The CMB Cold Spot (CMB stands for Cosmic Microwave Background) is a region of space in the direction of the Eridanus constellation that was first discovered in 2004 when scientists began measuring differences in the temperature of our universe's cosmic microwave background — the thermal radiation leftover from the Big Bang.
The region, which might best be described as a bubble of cold space bobbing in the cosmos, is massive. It represents one of the largest structures in the observable universe. And until recently, scientists had no explanation for it.
Of course, there have been no shortage of theories, and as with every great cosmic mystery, many of those theories have been wildly speculative. For instance, some have suggested the region might represent an imprint from a parallel universe, caused by quantum entanglement between the two universes before they were separated by cosmic inflation.
But now an international team of astronomers led by Istvan Szapudi of the Institute for Astronomy at The University of Hawaii at Manoa thinks they may have finally zeroed in on a more sensible answer. They have found evidence for what is known as a "supervoid," an area where the density of galaxies is much lower than usual, that exists between us and the primordial cold spot, reports Discover.
To understand how a supervoid might create the cold spot, imagine yourself as a photon from the CMB passing through such a void. Because the universe is constantly expanding, when you exit the void you will have entered into a medium that is less dense than the medium from before the void. Lower density means weaker gravitational pull, which means you won't be able to make up all the energy you lost. Less energy translates to a lower temperature, thus the cold spot.

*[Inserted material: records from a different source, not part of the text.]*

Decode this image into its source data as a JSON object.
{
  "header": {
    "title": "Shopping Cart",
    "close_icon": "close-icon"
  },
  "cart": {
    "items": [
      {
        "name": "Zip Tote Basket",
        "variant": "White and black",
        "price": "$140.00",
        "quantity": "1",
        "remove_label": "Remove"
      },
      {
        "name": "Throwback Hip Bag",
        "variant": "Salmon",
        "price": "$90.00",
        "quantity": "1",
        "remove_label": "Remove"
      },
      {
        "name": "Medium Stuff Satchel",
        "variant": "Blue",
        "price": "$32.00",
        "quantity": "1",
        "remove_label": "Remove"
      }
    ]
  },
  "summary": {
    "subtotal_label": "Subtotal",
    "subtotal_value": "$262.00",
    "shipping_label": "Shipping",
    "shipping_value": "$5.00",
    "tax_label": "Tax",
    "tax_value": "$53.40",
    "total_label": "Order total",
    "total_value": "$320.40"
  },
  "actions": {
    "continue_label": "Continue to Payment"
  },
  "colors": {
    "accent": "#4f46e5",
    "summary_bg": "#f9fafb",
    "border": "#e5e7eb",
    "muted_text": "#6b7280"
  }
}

To confirm the existence of such a supervoid, Szapudi and his team used NASA’s Wide Field Survey Explorer (WISE) and the robotic telescope Pan-STARRS1 to generate a tomographic map of the distribution of galaxies in the cold spot. Sure enough, they found a dip in the numbers, consistent with the presence of a supervoid.
But calling this void "super" might actually be an understatement. To create such a large cold spot, the supervoid has to be even more mammoth. Scientists estimate that it must have stretched 1.8 billion light years across the sky when the universe was 11.1 billion years old, making it the single largest known structure in the universe.

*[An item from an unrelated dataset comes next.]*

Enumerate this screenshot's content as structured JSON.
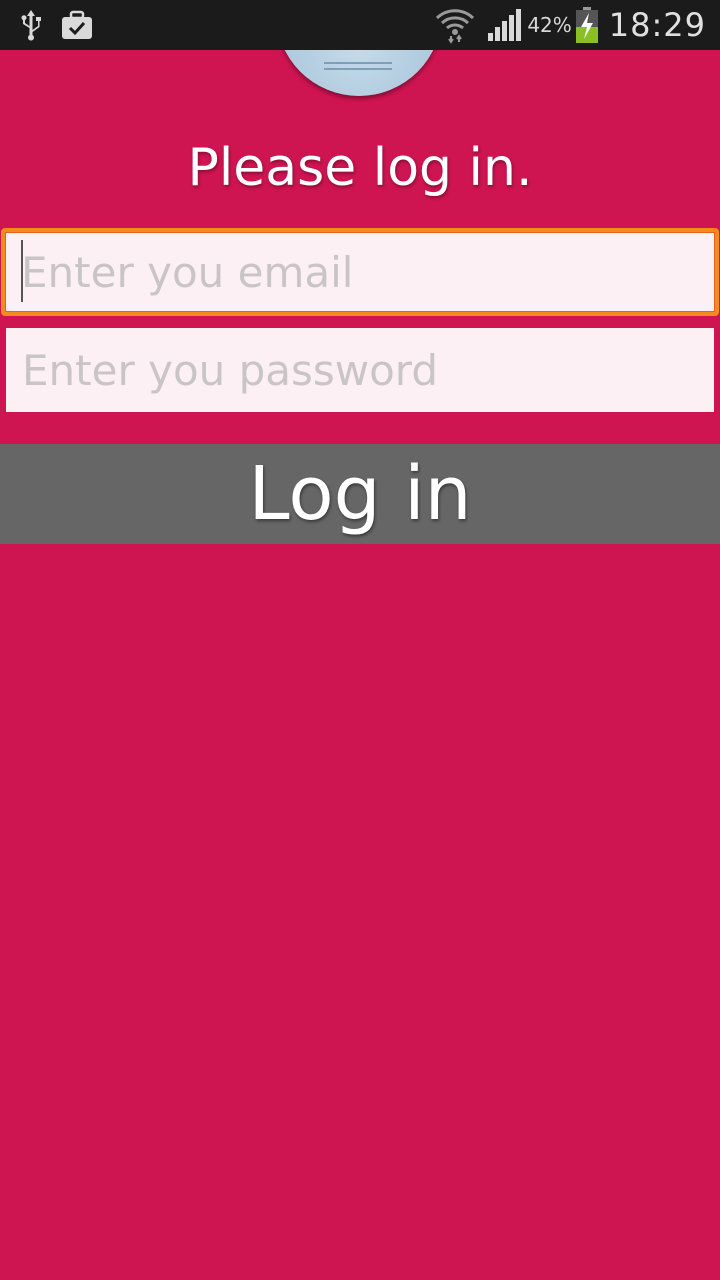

The discovery is exciting, if not mind-bending, but there are still questions to be answered. Measuring things on such a large scale also means that errors are more likely. So more studies must be performed to be certain of the findings. Ultimately, though, the research promises to expand our understanding of voids, and in the process enhance our cosmological theories too.
It just goes to show that when it comes to space, even vast regions of emptiness can still be full of mystery and wonder.